What the task asks -
Read the data below. Every line holding the string "screenshot" must be copied.

Dataset excerpts -
=======
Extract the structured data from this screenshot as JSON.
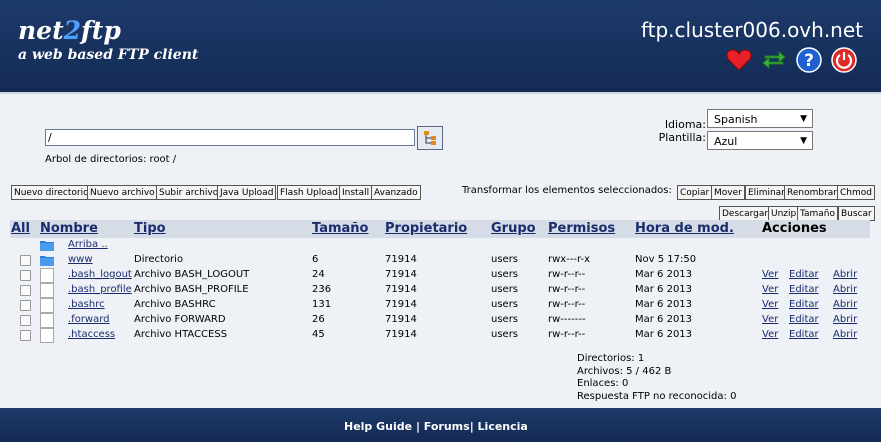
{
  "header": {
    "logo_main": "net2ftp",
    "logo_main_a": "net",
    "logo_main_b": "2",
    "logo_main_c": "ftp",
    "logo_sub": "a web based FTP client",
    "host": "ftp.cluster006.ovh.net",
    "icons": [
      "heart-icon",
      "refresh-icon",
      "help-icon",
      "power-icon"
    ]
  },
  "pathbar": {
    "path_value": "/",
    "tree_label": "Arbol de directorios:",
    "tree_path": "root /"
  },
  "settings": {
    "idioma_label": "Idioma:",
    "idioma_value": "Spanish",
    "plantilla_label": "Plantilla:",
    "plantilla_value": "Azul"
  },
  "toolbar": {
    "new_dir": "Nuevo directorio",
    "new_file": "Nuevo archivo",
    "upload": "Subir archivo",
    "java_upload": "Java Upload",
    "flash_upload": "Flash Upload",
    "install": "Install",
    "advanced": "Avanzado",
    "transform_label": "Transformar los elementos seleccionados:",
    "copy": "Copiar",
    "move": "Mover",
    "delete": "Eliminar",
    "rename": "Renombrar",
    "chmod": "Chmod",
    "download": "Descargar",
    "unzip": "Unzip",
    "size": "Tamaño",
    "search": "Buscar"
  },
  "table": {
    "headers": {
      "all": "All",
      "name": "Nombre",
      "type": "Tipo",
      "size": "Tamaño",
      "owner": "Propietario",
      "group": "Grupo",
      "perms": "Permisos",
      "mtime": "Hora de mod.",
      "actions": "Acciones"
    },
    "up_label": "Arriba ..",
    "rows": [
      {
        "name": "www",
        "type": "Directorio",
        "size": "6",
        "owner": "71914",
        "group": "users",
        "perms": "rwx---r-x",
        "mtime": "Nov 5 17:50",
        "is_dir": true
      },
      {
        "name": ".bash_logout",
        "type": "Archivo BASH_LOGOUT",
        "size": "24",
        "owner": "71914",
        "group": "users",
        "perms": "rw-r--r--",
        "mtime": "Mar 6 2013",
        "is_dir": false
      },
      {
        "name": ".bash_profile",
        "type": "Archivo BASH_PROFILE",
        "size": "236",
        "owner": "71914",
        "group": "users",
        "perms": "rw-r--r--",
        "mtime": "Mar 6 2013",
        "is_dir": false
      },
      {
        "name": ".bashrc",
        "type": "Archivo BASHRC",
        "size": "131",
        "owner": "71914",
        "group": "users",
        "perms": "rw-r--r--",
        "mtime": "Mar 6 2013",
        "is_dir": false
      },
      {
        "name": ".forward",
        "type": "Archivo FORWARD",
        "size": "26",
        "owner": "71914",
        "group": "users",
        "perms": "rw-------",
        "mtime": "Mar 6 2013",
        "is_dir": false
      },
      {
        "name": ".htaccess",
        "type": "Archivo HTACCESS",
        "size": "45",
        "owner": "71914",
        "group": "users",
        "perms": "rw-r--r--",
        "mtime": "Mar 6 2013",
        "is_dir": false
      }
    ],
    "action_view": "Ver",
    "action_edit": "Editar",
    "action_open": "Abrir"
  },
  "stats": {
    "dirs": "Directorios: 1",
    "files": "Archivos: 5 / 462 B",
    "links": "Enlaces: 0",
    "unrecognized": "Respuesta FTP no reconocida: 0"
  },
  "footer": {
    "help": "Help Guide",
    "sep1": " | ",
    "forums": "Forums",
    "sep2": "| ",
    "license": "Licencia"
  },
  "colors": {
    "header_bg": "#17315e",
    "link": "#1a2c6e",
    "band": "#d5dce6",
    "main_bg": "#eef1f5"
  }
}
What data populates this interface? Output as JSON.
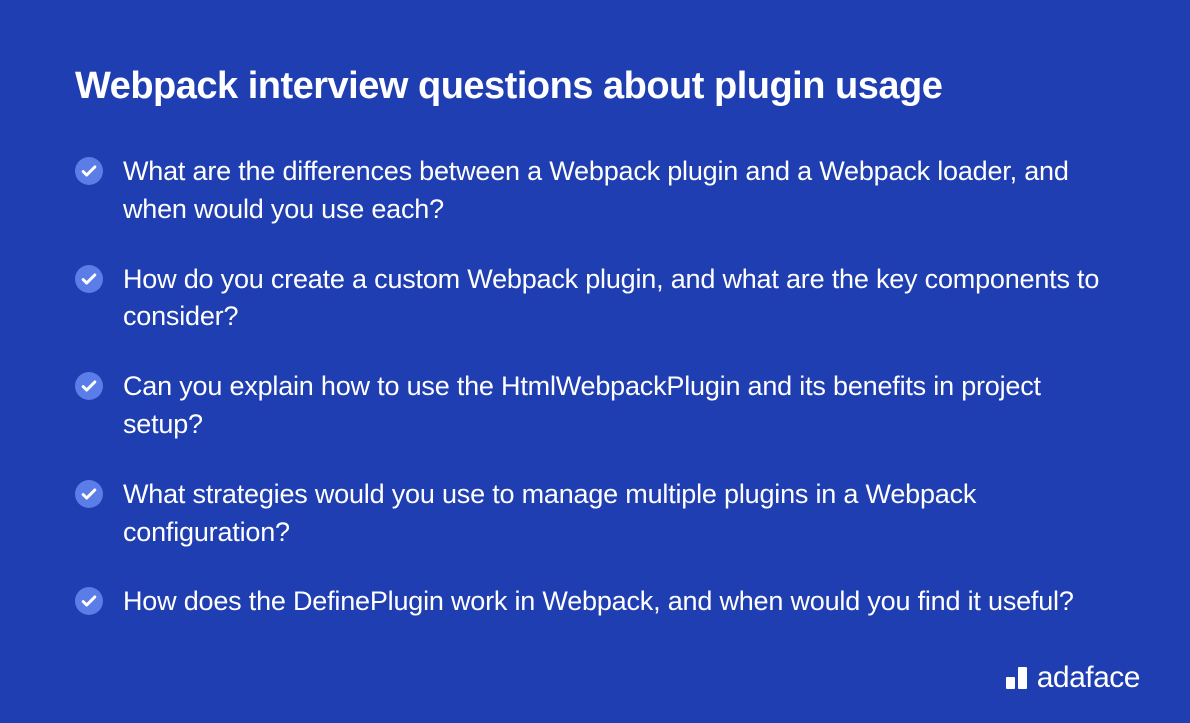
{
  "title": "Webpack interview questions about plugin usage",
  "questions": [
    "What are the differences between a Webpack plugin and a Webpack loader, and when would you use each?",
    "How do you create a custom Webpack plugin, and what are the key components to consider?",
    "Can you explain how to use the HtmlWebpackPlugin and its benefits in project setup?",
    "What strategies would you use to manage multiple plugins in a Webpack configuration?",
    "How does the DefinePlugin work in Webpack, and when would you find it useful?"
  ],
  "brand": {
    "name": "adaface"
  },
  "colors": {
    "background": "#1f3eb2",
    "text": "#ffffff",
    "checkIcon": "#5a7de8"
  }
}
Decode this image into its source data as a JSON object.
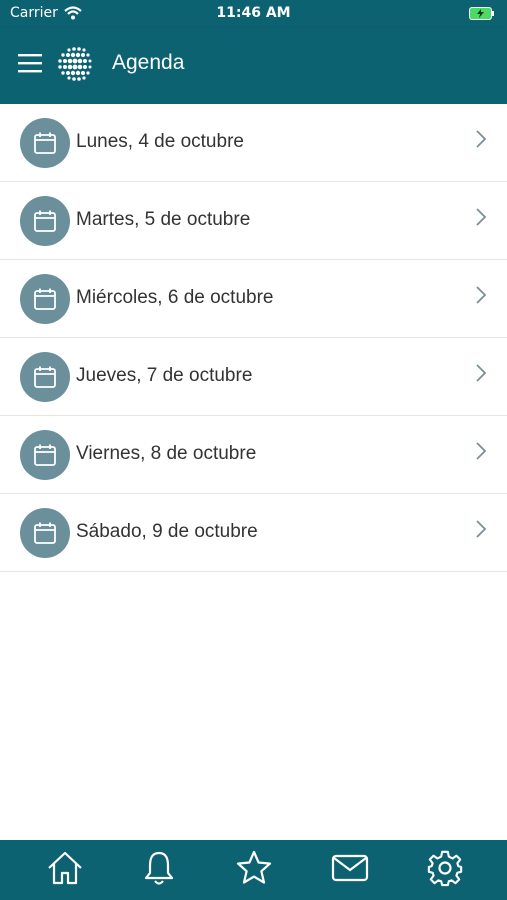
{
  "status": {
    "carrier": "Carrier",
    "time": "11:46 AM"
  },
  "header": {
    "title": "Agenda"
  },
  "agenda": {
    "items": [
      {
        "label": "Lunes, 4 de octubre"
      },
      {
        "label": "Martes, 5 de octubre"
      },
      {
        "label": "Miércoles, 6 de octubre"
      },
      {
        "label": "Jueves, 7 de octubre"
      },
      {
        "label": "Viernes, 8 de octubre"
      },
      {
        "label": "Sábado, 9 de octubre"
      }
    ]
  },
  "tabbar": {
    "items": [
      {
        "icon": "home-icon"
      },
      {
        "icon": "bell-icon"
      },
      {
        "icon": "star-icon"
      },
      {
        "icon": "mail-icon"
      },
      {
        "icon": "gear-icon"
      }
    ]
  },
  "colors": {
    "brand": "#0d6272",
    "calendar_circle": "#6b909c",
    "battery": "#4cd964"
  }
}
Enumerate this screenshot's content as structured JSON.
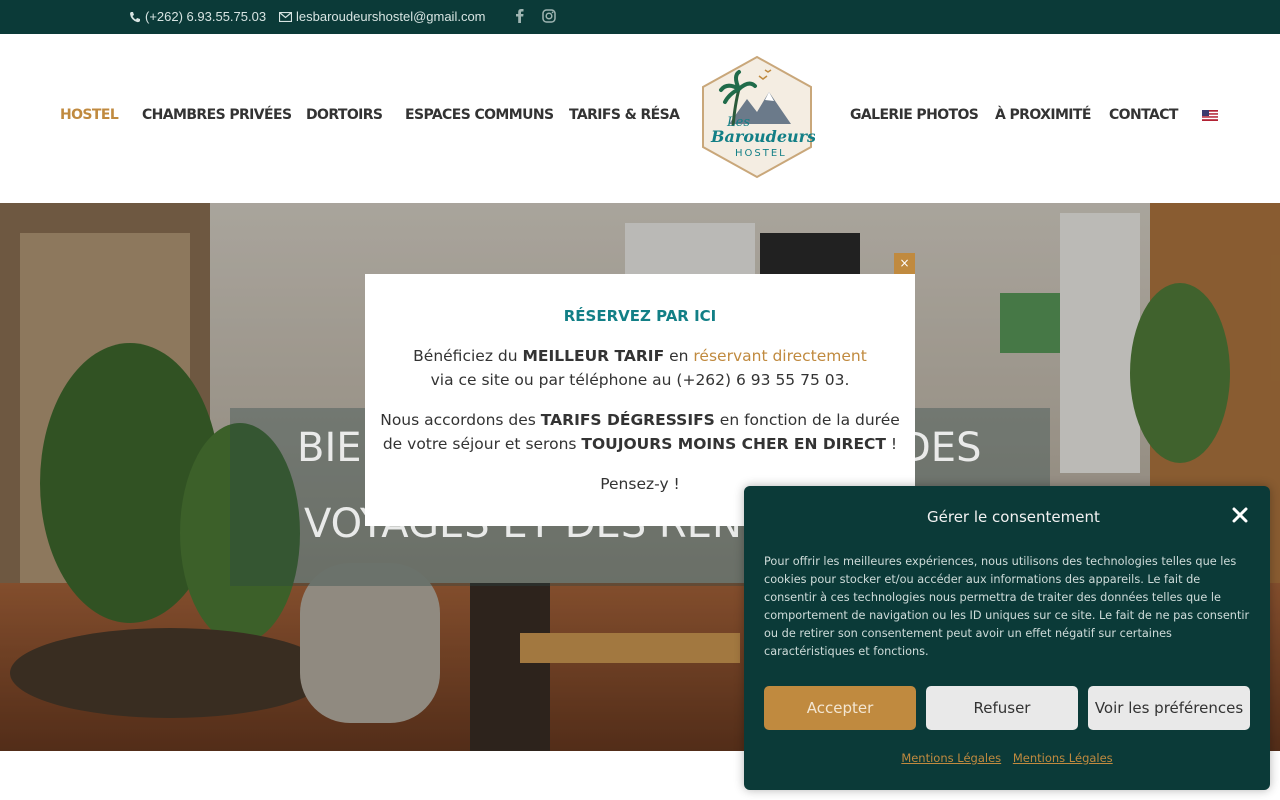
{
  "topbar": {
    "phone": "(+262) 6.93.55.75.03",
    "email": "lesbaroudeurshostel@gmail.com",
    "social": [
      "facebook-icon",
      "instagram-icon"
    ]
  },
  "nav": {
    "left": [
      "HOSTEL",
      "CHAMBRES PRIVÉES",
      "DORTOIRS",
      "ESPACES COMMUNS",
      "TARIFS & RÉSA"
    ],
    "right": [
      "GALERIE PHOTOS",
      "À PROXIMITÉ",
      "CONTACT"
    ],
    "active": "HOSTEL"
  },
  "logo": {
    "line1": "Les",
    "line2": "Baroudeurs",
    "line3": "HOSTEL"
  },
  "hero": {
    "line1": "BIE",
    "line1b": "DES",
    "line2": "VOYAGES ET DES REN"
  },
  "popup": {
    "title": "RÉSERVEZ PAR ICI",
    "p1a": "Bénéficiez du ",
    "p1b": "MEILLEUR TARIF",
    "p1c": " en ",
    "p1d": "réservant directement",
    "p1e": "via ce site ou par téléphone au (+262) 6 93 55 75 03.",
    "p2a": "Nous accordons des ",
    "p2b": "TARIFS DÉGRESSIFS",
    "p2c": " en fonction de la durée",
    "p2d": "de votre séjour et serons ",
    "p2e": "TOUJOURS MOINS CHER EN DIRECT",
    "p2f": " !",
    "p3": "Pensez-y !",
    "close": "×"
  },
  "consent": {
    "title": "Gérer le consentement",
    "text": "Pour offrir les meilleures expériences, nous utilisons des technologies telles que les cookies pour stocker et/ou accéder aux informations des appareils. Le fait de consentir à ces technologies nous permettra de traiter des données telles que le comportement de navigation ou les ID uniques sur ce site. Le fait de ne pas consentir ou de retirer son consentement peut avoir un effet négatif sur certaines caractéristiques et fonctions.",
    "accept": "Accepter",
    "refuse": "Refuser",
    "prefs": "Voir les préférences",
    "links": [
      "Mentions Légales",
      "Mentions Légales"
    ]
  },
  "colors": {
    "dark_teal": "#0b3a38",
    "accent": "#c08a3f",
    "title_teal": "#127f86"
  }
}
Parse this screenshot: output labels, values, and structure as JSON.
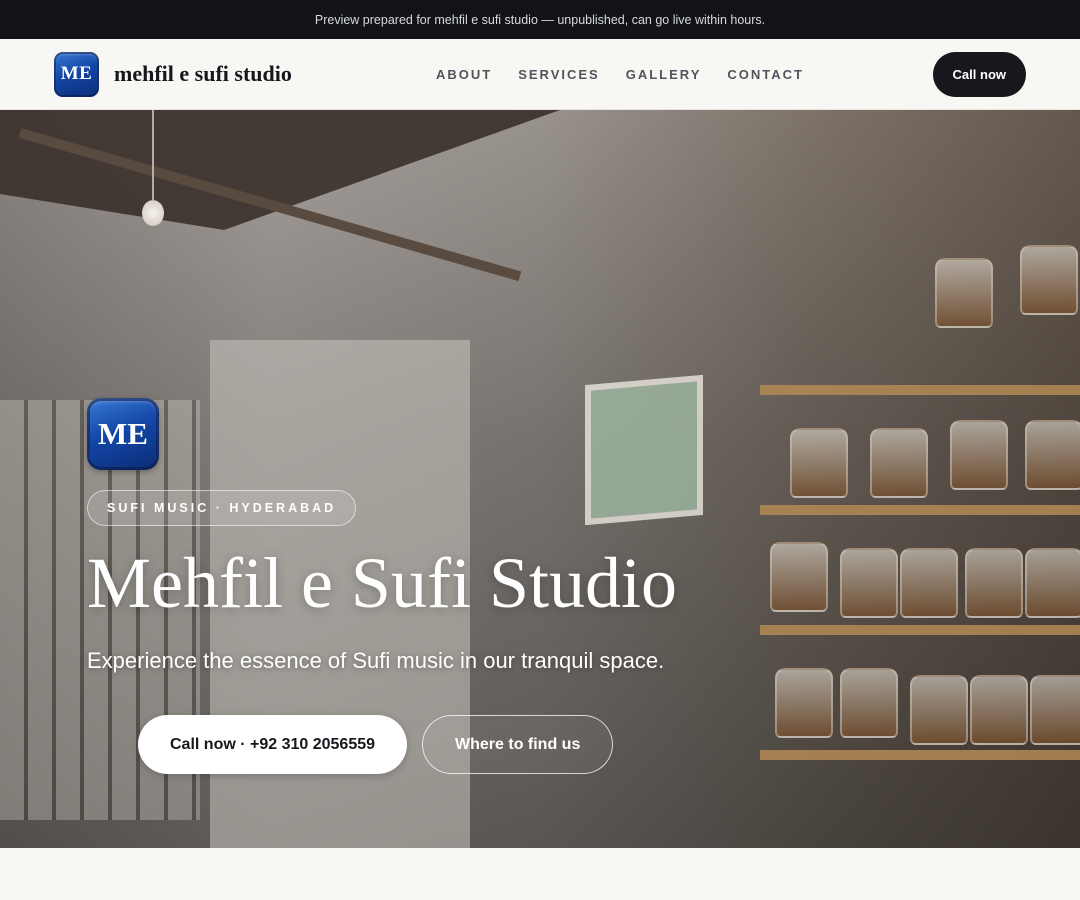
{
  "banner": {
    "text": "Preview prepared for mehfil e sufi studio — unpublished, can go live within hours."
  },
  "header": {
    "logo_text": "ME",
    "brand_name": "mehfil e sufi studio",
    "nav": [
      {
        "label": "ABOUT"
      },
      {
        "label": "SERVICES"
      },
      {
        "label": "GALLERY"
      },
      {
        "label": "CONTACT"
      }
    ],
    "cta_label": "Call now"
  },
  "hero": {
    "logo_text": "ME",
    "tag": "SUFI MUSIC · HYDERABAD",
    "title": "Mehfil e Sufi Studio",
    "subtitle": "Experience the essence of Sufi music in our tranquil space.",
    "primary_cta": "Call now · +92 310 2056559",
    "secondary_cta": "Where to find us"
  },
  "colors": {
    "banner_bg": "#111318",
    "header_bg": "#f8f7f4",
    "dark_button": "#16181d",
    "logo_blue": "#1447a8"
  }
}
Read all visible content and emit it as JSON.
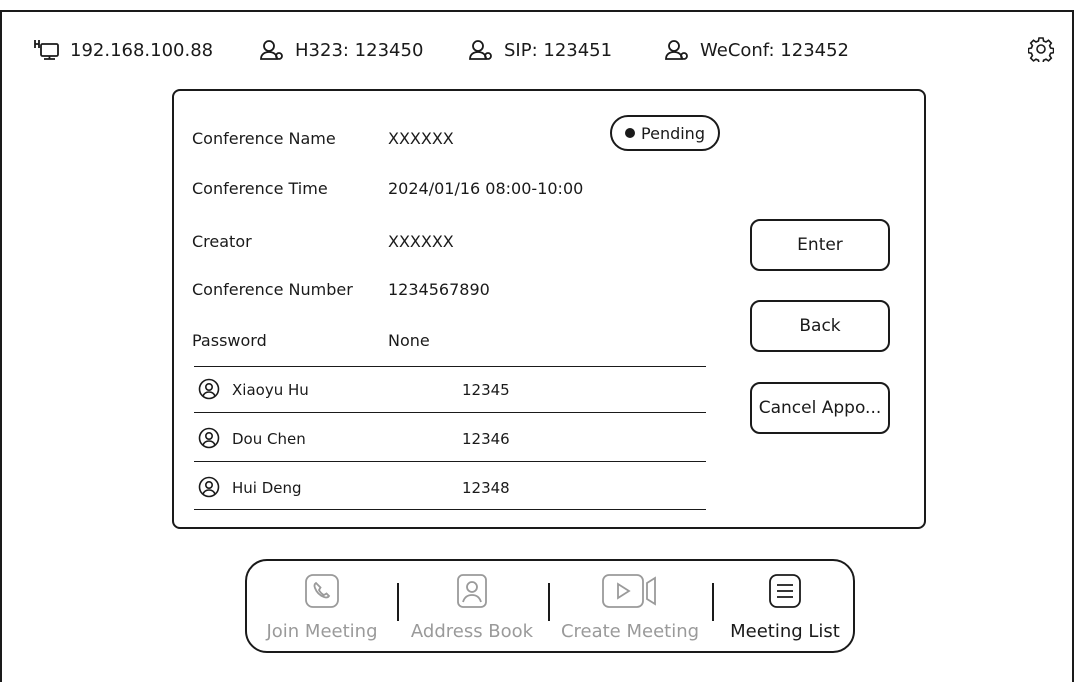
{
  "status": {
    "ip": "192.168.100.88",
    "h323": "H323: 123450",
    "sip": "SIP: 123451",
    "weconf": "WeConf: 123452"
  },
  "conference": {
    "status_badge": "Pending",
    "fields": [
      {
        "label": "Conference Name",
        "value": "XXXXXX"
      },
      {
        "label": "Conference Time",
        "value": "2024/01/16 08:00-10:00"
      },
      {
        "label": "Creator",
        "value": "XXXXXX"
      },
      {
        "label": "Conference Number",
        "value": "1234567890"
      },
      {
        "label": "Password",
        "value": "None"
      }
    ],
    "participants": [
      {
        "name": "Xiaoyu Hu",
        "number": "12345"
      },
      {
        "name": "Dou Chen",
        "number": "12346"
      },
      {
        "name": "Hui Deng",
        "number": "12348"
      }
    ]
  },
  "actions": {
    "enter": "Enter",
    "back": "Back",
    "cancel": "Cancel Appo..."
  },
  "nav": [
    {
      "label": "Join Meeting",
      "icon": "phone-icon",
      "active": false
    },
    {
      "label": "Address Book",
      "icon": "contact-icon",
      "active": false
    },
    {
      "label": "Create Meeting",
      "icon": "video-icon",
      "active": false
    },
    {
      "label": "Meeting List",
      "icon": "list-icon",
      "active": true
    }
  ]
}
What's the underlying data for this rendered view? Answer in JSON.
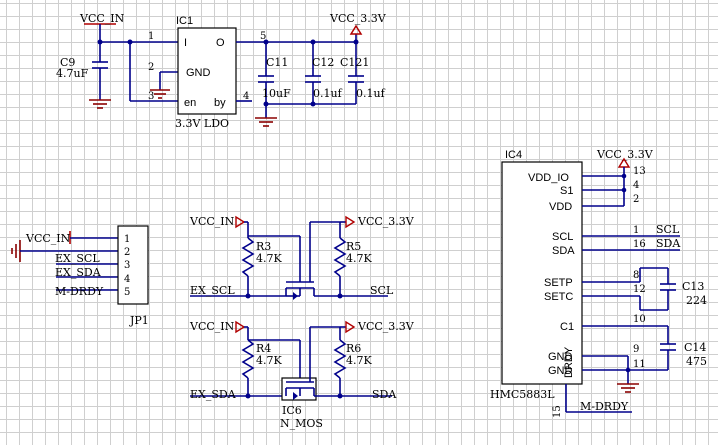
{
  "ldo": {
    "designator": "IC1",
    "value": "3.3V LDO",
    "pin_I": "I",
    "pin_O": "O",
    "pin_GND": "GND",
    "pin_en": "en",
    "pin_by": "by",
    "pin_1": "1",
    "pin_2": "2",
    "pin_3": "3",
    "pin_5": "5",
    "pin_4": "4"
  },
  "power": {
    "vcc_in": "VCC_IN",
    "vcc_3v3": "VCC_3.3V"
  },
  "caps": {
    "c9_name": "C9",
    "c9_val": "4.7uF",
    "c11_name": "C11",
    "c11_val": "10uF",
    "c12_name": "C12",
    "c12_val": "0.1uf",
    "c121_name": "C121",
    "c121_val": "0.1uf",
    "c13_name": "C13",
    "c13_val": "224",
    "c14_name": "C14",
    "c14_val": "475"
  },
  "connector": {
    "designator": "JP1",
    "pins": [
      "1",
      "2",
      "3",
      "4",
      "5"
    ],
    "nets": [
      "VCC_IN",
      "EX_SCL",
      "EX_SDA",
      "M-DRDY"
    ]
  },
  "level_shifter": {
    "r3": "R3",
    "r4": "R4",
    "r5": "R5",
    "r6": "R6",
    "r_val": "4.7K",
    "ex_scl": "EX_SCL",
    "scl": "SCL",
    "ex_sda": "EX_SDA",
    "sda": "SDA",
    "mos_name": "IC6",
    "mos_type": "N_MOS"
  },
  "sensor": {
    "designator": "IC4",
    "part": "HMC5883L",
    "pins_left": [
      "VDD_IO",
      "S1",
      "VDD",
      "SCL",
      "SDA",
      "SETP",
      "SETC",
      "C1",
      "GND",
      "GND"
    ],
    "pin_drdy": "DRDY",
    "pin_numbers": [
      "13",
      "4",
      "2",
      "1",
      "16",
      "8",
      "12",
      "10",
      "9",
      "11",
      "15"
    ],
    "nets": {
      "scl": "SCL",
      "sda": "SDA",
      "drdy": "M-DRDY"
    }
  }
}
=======
Your response -
Extract the structured data from this screenshot as JSON.
Enumerate this screenshot's content as structured JSON.
Parse this screenshot: output labels, values, and structure as JSON.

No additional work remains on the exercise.